It is heavily implied, interestingly but somewhat clumsily, that Tilda was raped by her father, The Widow’s husband. That’s a heavy bomb to drop, but it contextualizes The Widow’s desire for power in a way the other characters lack. It also opens a Pandora’s box of fucked up feelings between Tilda and The Widow, the wife of her abuser. The Widow wants to create a world where men are not in the position to exploit their power the way her husband did. It’s rare to see such a demonstratively feminist character on television, especially in a genre show, and it’s really refreshing. Again, it makes me want Into The Badlands to focus more on The Widow and Tilda, whose blue eyes stop MK’s hulk fists after he is cut in the graveyard.
The Widow pulls off a smart trick and it’s an example of political machinations we haven’t seen yet on Into The Badlands. Honestly, the show could use a little more clever. The Widows ambush a Jacoby gold transport and then frames one of Quinn’s Clippers for the robbery. In turn, Jacoby beheads one of Quinn’s scouts and helpfully carves “PARLAY” into his forehead. Quinn still sends Ryder to parlay with Jacoby, but everyone involved is wary, a powder keg needing only a spark to ignite it.
At the parlay in the cemetery, that spark comes from a Jacoby axe that Tilda throws at Quinn’s head. Luckily, MK, against orders, snuck along to the cemetery, and yells out a warning. The whole thing is a clever trick, but some of the logic of the show sags among the clinking swords. If this was all a set up to make Jacoby and Quinn fight each other, why would Tilda even bring her Widow ninja stars (aka The Widow’s business card)? For all of the puzzle pieces that had to click into place, it seems a thoughtless mistake. Also, why would MK save The Baron? (Did he even know he was saving The Baron? We don’t know.) However you slice it, The Baron dying helps MK’s escape. And wouldn’t the chaos of war make escape easier? Why are MK and Sunny even talking about “forms” instead of what’s best politically for their uneasy alliance? Into The Badlands takes some logical leaps I can buy like the lack guns and the presence of bonkers accents, but in “Two Tigers Subdue Dragons,” it violates its own emotional logic and that hinders the enjoyability of the episode.
Meanwhile, Ryder, wanting to be an equal of his father, is dragged into a threesome of his own with Zephyr (Jacoby’s Regent) and The Widow. At the same time, The Widow has bribed Quinn’s cogs to her side with the Jacoby gold, incensing Quinn and setting up the last act of the season. Finally, Sunny meets with the River King (seems like a nice dude) who reveals that MK straight up murdered about 30 of his cogs on the ship ride into the Badlands. The River King demands MK’s head in exchange for safe passage out of the Badlands, ending the episode with the first interesting cliffhanger of the season.

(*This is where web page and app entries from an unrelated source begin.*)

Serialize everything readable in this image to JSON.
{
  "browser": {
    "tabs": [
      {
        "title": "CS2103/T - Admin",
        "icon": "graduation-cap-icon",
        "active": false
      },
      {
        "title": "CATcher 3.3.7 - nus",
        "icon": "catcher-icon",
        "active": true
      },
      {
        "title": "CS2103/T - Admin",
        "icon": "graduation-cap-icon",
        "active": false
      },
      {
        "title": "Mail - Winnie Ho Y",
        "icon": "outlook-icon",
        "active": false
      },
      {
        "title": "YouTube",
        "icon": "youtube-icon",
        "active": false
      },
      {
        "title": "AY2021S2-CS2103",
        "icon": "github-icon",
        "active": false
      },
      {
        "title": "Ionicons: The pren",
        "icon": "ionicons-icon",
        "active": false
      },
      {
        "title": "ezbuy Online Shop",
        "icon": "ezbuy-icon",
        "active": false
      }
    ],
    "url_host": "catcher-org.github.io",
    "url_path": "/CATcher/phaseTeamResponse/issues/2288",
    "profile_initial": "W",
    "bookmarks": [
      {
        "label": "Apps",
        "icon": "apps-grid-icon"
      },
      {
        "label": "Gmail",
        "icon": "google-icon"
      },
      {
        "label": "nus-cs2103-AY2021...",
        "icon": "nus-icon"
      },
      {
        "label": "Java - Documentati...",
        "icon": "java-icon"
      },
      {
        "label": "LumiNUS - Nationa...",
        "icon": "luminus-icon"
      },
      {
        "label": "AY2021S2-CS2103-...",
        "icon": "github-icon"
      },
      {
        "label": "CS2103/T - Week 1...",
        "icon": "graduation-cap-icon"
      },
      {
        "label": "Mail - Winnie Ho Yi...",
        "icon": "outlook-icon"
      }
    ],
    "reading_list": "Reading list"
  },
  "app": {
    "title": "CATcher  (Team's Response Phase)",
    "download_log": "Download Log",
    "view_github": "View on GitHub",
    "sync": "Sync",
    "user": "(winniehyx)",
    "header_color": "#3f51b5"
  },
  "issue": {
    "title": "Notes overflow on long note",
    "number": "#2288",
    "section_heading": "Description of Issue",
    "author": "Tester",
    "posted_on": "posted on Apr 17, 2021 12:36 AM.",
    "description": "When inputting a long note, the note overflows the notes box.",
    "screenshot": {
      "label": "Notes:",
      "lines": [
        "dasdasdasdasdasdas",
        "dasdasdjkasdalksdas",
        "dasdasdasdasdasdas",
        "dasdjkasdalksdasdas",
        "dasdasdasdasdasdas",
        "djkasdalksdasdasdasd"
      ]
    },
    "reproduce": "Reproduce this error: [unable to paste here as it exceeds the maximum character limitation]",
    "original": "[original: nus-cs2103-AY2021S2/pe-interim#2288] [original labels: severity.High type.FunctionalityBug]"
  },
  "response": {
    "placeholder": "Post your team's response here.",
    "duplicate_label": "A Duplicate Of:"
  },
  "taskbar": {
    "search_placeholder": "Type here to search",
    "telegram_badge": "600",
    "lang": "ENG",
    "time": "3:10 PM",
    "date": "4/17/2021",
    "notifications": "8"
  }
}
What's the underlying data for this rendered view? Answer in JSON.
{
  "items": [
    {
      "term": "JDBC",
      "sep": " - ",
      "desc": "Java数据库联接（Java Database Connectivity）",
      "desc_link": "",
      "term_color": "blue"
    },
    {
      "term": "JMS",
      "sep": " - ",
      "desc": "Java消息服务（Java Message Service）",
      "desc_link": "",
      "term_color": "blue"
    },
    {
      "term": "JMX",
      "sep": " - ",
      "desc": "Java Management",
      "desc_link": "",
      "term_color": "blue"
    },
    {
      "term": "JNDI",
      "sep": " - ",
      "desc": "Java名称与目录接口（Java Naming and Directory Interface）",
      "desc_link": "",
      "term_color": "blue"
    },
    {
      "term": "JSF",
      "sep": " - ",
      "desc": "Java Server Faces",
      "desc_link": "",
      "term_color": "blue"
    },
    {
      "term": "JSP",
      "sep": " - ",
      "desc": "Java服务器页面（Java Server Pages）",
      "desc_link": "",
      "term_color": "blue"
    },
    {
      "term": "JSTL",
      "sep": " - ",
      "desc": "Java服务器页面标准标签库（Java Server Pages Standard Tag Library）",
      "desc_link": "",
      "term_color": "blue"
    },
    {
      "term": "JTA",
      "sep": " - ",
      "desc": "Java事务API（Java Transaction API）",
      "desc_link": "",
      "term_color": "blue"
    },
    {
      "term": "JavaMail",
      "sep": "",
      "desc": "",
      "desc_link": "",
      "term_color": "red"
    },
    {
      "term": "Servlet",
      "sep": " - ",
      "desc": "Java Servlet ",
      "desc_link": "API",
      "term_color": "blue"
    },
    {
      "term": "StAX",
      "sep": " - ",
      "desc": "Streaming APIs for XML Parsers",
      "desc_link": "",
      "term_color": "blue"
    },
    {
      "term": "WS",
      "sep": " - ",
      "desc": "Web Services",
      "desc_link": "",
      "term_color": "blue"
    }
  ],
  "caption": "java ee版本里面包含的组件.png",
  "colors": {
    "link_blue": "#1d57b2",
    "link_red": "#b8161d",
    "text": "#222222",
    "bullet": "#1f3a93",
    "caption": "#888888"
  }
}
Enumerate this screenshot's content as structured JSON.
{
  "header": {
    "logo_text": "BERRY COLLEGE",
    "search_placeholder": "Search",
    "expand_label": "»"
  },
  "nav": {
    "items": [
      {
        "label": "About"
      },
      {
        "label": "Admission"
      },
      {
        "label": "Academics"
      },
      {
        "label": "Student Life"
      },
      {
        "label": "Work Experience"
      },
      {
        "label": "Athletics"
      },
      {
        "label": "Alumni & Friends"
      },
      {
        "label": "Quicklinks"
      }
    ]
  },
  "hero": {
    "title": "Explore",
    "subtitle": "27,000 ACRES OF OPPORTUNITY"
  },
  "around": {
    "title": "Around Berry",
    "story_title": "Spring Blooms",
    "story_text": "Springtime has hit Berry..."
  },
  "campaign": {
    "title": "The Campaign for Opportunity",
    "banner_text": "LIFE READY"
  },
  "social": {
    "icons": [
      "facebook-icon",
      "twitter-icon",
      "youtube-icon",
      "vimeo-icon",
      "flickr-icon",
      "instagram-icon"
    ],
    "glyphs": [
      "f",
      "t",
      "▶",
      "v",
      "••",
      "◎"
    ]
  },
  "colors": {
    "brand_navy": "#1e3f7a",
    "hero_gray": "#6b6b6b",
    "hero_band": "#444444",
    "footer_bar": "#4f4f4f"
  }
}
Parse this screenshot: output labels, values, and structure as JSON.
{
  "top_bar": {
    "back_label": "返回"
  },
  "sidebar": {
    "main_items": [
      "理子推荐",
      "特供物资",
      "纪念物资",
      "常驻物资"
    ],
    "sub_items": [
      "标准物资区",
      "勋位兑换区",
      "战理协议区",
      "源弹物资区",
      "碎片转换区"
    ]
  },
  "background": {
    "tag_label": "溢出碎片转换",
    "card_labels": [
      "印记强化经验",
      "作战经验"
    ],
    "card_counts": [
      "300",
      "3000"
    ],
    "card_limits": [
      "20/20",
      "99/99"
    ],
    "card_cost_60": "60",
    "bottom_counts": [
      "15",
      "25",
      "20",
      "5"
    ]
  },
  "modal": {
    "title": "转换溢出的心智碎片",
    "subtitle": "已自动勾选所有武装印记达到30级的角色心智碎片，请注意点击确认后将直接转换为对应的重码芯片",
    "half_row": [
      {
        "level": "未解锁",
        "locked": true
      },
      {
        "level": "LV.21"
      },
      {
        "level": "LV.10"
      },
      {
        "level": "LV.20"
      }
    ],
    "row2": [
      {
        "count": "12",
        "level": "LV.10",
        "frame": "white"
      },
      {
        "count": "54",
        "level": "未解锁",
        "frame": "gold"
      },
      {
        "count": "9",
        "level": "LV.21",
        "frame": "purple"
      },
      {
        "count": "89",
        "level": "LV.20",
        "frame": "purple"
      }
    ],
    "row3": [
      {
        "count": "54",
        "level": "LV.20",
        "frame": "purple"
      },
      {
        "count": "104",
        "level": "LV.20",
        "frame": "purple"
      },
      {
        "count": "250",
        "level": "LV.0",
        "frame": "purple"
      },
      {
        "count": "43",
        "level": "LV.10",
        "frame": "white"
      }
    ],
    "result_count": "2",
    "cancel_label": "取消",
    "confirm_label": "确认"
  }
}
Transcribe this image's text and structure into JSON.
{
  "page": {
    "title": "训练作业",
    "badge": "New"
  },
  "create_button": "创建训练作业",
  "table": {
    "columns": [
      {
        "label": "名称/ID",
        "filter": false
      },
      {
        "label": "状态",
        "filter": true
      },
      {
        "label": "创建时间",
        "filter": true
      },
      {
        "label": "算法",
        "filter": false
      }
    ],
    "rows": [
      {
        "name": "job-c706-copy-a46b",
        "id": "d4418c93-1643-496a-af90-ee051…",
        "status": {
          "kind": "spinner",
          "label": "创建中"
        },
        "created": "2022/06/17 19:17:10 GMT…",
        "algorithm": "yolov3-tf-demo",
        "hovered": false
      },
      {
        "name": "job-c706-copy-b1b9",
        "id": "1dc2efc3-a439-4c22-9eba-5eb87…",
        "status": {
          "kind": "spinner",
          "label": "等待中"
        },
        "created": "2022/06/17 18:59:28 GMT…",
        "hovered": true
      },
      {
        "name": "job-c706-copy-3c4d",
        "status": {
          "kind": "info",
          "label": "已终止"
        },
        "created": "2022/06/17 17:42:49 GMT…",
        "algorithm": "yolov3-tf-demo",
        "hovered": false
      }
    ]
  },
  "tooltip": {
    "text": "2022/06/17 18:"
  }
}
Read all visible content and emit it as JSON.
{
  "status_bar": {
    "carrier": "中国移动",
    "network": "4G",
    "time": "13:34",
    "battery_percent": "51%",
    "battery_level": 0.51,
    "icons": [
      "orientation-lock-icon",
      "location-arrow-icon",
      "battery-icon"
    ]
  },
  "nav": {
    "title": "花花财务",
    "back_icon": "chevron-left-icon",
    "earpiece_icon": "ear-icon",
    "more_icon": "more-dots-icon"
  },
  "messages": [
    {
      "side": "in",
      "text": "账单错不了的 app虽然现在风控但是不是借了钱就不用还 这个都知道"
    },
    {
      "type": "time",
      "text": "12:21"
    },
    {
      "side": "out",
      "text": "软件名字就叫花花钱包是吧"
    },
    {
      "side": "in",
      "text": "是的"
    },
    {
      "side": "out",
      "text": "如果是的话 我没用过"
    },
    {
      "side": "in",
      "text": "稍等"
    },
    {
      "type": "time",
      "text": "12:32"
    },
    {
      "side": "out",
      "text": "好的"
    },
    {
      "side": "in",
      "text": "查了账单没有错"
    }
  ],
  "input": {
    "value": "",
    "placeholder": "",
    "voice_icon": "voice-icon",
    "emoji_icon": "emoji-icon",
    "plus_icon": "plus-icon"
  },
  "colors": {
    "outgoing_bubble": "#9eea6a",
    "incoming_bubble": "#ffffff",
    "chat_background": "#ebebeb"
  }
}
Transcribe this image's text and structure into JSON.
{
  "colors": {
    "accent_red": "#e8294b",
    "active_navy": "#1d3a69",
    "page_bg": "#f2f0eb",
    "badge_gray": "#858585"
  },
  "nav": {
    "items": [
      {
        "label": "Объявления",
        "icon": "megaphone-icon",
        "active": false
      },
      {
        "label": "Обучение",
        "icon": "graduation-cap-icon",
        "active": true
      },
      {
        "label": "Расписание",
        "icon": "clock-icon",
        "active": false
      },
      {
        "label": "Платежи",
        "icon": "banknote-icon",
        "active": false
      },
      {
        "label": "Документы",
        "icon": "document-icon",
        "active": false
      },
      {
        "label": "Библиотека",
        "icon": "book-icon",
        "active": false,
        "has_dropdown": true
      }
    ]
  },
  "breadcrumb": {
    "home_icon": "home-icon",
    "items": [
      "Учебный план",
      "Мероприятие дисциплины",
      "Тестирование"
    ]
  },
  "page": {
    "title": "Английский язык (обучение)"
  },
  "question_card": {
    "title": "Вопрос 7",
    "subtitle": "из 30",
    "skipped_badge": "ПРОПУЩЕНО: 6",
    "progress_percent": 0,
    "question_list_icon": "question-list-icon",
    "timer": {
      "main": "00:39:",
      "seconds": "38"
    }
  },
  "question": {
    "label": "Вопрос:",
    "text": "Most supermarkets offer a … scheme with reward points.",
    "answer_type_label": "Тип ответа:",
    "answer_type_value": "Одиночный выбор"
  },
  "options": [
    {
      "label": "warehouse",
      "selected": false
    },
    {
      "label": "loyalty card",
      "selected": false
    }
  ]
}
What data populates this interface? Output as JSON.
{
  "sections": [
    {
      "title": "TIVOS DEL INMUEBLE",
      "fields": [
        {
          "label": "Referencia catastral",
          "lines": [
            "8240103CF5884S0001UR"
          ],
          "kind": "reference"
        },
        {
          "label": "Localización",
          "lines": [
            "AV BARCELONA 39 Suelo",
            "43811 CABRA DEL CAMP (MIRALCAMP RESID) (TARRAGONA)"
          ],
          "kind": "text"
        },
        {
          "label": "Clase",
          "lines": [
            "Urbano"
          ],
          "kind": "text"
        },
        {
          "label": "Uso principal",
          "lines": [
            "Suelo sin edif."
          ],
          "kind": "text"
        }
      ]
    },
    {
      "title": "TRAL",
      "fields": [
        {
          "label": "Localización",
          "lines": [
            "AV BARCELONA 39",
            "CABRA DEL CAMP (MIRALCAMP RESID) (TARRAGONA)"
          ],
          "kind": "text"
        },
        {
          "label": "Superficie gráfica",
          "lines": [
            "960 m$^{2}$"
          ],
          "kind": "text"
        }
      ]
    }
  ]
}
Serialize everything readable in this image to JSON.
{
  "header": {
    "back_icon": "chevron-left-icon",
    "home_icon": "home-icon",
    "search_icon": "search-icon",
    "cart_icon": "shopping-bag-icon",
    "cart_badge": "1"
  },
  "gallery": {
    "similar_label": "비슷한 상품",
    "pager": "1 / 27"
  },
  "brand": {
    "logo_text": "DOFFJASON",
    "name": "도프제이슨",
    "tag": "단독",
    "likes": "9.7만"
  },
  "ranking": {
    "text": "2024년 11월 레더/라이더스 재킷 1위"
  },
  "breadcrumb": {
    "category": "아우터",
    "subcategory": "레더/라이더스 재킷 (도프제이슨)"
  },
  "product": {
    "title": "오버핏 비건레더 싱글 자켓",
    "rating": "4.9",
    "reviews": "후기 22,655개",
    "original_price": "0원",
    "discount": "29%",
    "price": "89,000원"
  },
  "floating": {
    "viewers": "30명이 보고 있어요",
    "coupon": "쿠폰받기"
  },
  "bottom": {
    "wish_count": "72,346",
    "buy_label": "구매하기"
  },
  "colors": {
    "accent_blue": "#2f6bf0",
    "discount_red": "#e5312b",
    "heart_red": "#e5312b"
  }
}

“Two Tigers Subdue Dragons” offers up a lot and succeeds occasionally. However, the main characters, Sunny and MK, are far more boring than anyone else around them and while the others feel powerful, Sunny comes of as impotent. As Sunny himself said, “You need to learn to make the unexpected move.”